Filter these entries so that only lines with the word "进入房间" remain.

Data records for software interfaces
########

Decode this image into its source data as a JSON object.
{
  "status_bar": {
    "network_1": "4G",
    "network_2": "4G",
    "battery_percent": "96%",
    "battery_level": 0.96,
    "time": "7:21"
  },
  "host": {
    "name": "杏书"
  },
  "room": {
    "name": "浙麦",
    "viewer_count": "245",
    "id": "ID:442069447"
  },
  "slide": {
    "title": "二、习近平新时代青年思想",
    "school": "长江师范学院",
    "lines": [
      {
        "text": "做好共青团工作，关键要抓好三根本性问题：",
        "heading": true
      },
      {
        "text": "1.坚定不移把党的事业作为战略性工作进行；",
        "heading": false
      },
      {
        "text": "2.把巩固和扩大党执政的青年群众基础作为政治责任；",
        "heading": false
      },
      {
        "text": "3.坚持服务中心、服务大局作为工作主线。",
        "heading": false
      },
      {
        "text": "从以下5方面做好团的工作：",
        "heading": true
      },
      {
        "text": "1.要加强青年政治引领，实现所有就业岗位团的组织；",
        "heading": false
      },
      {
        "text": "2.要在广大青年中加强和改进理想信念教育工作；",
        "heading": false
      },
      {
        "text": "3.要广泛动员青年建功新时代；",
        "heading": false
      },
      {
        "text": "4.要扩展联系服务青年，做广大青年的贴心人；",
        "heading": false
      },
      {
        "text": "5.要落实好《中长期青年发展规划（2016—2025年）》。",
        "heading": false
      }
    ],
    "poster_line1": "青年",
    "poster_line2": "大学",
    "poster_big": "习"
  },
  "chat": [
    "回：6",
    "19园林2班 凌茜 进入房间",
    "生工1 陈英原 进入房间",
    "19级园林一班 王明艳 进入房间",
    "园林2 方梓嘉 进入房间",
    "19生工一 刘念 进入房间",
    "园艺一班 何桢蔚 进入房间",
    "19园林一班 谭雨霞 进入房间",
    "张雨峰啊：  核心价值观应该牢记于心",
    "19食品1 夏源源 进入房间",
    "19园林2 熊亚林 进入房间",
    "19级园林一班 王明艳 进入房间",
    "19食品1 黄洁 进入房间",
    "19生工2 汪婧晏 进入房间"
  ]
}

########

**Answer box:**
    "19园林2班 凌茜 进入房间",
    "生工1 陈英原 进入房间",
    "19级园林一班 王明艳 进入房间",
    "园林2 方梓嘉 进入房间",
    "19生工一 刘念 进入房间",
    "园艺一班 何桢蔚 进入房间",
    "19园林一班 谭雨霞 进入房间",
    "19食品1 夏源源 进入房间",
    "19园林2 熊亚林 进入房间",
    "19级园林一班 王明艳 进入房间",
    "19食品1 黄洁 进入房间",
    "19生工2 汪婧晏 进入房间"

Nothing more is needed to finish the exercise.